WHAT IS REQUIRED: Copy out all lines of the material below in which "main" occurs.

DATA SUPPLIED:
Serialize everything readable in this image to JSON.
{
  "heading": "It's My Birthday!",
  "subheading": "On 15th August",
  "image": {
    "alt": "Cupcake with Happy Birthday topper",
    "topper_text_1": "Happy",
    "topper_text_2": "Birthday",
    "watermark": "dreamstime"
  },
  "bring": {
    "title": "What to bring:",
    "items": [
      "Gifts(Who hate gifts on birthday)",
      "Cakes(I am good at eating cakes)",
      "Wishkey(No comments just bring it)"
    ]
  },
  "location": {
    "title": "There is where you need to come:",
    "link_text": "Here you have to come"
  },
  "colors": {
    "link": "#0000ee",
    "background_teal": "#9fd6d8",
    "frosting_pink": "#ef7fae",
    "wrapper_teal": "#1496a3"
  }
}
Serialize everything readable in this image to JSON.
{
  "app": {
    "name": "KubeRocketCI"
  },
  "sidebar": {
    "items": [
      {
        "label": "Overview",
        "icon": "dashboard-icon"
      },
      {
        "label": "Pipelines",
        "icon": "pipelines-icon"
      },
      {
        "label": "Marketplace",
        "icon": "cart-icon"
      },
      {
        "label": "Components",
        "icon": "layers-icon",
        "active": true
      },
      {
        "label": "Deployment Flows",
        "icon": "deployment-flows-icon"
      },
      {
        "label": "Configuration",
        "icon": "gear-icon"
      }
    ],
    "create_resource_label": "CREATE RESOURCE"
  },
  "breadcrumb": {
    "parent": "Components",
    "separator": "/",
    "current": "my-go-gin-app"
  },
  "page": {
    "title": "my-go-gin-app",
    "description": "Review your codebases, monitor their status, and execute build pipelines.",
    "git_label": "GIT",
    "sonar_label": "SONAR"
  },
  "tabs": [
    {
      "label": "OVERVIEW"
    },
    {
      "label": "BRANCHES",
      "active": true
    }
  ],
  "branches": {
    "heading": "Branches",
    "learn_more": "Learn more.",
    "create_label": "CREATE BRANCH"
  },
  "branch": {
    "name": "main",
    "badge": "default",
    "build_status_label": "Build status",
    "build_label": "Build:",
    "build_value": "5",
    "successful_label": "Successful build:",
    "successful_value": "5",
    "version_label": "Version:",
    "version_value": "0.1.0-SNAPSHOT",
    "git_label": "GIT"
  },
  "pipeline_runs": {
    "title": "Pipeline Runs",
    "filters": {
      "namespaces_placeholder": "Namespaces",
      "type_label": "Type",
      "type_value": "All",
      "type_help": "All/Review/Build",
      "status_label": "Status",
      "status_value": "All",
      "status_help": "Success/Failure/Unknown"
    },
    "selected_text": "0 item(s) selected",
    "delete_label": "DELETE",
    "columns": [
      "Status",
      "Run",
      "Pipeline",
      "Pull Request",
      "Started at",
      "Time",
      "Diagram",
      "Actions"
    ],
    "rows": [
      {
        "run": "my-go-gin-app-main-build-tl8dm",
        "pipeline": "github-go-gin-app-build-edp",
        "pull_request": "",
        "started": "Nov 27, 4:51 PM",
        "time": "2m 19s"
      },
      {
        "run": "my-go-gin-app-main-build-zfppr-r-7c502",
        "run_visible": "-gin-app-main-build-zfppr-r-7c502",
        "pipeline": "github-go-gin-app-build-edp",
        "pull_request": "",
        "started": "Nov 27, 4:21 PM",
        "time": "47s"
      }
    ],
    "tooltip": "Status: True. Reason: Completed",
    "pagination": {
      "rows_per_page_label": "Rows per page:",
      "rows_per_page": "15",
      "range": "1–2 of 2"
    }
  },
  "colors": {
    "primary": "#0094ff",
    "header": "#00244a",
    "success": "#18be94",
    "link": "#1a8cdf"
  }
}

SOLUTION FOR THIS PROBLEM:
    "name": "main",
        "run": "my-go-gin-app-main-build-tl8dm",
        "run": "my-go-gin-app-main-build-zfppr-r-7c502",
        "run_visible": "-gin-app-main-build-zfppr-r-7c502",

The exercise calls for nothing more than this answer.